Blockchain’s promises

Blockchain theory appeared in the early 1990’s and in 2008, amid a global financial crisis, a decentralized version was implemented with Bitcoin. At that time confidence in banks and currencies was at an all time low.

The goal of Bitcoin is to secure a financial transaction between 2 parties without the need of a bank. To do this it was necessary to set up a ledger listing the history of all transactions.

This sequence of information constitutes the blockchain, all the transactions of the ledger being chained or linked in a continuous series one after the other. The success of Bitcoin has expanded into other sectors ever since.
The goal is to share information amongst users, whether a client or professional, on the multiple steps in the life of a gem. This shared information is stored on several servers at once, which insures data accuracy and allows to prevent their corruption. As a result, the data should be more secure and traceable.
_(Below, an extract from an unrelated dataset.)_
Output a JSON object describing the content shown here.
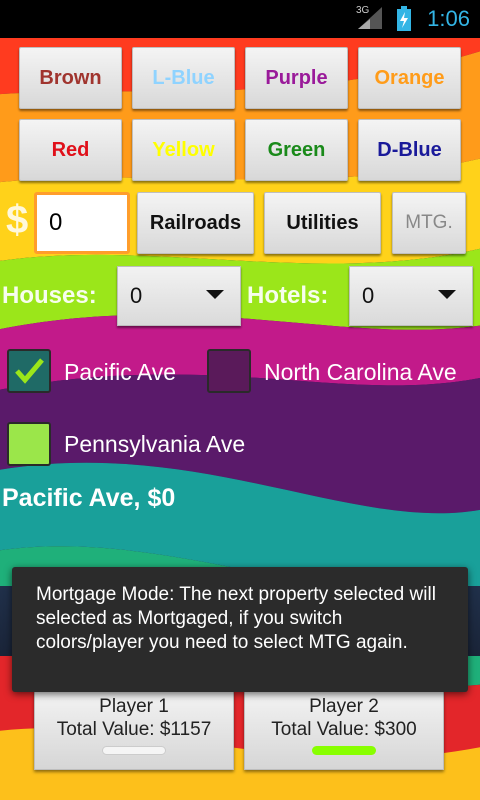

This ledger guarantees traceability and contributes to the integrity of the information amongst the various intermediaries. Each and every contributing party must enter the data in a trustworthy manner, starting at the mine through each intermediary until it reaches the final consumer.

This entire set of data makes up the history of the stone and is available on demand by the customer.

This innovation answers the need for transparency. The success of blockchain will depend on how large a number of parties are involved.

De Beers is working to apply this technology to help identifying the stones by ownership, contracts and financial history. It will then be possible to follow the stone from extraction to polishing.

Gübelin, the Swiss laboratory, has partnered with Everledger, a startup specialized in blockchain for luxury goods, and launched project « Provenance Proof Blockchain ».
Intended for professionals, its goal is to construct a digital history of each stone. Entering each set of data is a collaborative effort for the benefit of everyone and can be applied to all gems both rough and polished. The startup acts as a centralizing hub where all information related to identification is gathered and stored. Information can include certificates and quality reports, 3D scans, nano-particle technology, tomography etc.

Gübelin aims to develop innovative technologies for the jewelry industry including the Emerald Paternity Test and Blockchain. As Gubelin Director Mr. Nyfeler, explained, these new approaches can help track a gemstone’s information such as geographic origin, past sales, and certificate history.

Blockchain is an answer to the growing consumer demand for transparency. This initiative could prove to be a great advance for the jewelry industry. However, data quality and trustworthiness depends on the parties that input them. Piat House is keeping a close eye on these new technologies as they continue to develop.